(Data records for software interfaces)

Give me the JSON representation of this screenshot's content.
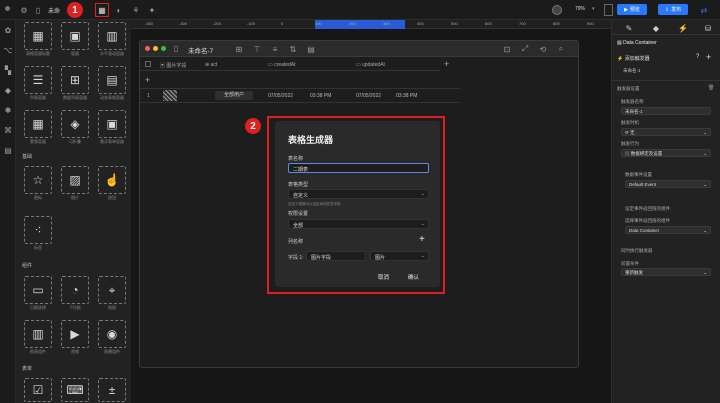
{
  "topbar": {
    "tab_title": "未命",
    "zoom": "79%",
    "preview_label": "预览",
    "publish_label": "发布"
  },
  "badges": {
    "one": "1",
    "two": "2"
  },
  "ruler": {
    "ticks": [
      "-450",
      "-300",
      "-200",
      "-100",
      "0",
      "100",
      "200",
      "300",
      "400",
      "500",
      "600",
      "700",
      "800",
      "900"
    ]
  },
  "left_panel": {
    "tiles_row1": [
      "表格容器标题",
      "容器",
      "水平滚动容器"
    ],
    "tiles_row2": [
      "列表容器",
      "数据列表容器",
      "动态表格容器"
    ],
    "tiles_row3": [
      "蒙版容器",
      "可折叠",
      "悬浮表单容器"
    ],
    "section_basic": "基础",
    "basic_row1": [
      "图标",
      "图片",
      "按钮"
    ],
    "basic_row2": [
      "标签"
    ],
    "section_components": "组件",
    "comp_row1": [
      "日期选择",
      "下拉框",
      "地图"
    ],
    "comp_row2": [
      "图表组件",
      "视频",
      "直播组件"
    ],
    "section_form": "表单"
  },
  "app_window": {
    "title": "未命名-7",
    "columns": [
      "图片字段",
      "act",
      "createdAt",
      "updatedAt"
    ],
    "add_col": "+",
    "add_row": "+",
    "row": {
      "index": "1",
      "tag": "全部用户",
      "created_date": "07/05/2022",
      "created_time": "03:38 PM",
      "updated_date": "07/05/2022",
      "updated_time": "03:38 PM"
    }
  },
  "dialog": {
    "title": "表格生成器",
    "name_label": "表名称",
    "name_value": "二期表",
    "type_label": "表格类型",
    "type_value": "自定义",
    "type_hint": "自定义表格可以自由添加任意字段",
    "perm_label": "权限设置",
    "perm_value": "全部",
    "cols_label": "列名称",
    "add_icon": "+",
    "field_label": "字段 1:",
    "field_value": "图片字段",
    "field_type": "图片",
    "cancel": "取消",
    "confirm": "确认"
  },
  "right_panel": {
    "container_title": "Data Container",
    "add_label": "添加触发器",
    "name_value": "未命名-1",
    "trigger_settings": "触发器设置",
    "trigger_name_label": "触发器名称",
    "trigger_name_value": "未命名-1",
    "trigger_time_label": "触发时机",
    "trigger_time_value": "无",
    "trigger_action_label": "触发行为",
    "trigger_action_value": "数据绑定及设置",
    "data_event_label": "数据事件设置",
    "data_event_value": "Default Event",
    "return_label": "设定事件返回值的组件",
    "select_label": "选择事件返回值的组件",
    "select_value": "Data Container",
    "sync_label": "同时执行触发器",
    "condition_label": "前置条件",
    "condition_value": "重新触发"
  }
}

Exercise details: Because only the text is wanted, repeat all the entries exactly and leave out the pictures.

Solution below:
Give me the JSON representation of this screenshot's content.
{
  "topbar": {
    "tab_title": "未命",
    "zoom": "79%",
    "preview_label": "预览",
    "publish_label": "发布"
  },
  "badges": {
    "one": "1",
    "two": "2"
  },
  "ruler": {
    "ticks": [
      "-450",
      "-300",
      "-200",
      "-100",
      "0",
      "100",
      "200",
      "300",
      "400",
      "500",
      "600",
      "700",
      "800",
      "900"
    ]
  },
  "left_panel": {
    "tiles_row1": [
      "表格容器标题",
      "容器",
      "水平滚动容器"
    ],
    "tiles_row2": [
      "列表容器",
      "数据列表容器",
      "动态表格容器"
    ],
    "tiles_row3": [
      "蒙版容器",
      "可折叠",
      "悬浮表单容器"
    ],
    "section_basic": "基础",
    "basic_row1": [
      "图标",
      "图片",
      "按钮"
    ],
    "basic_row2": [
      "标签"
    ],
    "section_components": "组件",
    "comp_row1": [
      "日期选择",
      "下拉框",
      "地图"
    ],
    "comp_row2": [
      "图表组件",
      "视频",
      "直播组件"
    ],
    "section_form": "表单"
  },
  "app_window": {
    "title": "未命名-7",
    "columns": [
      "图片字段",
      "act",
      "createdAt",
      "updatedAt"
    ],
    "add_col": "+",
    "add_row": "+",
    "row": {
      "index": "1",
      "tag": "全部用户",
      "created_date": "07/05/2022",
      "created_time": "03:38 PM",
      "updated_date": "07/05/2022",
      "updated_time": "03:38 PM"
    }
  },
  "dialog": {
    "title": "表格生成器",
    "name_label": "表名称",
    "name_value": "二期表",
    "type_label": "表格类型",
    "type_value": "自定义",
    "type_hint": "自定义表格可以自由添加任意字段",
    "perm_label": "权限设置",
    "perm_value": "全部",
    "cols_label": "列名称",
    "add_icon": "+",
    "field_label": "字段 1:",
    "field_value": "图片字段",
    "field_type": "图片",
    "cancel": "取消",
    "confirm": "确认"
  },
  "right_panel": {
    "container_title": "Data Container",
    "add_label": "添加触发器",
    "name_value": "未命名-1",
    "trigger_settings": "触发器设置",
    "trigger_name_label": "触发器名称",
    "trigger_name_value": "未命名-1",
    "trigger_time_label": "触发时机",
    "trigger_time_value": "无",
    "trigger_action_label": "触发行为",
    "trigger_action_value": "数据绑定及设置",
    "data_event_label": "数据事件设置",
    "data_event_value": "Default Event",
    "return_label": "设定事件返回值的组件",
    "select_label": "选择事件返回值的组件",
    "select_value": "Data Container",
    "sync_label": "同时执行触发器",
    "condition_label": "前置条件",
    "condition_value": "重新触发"
  }
}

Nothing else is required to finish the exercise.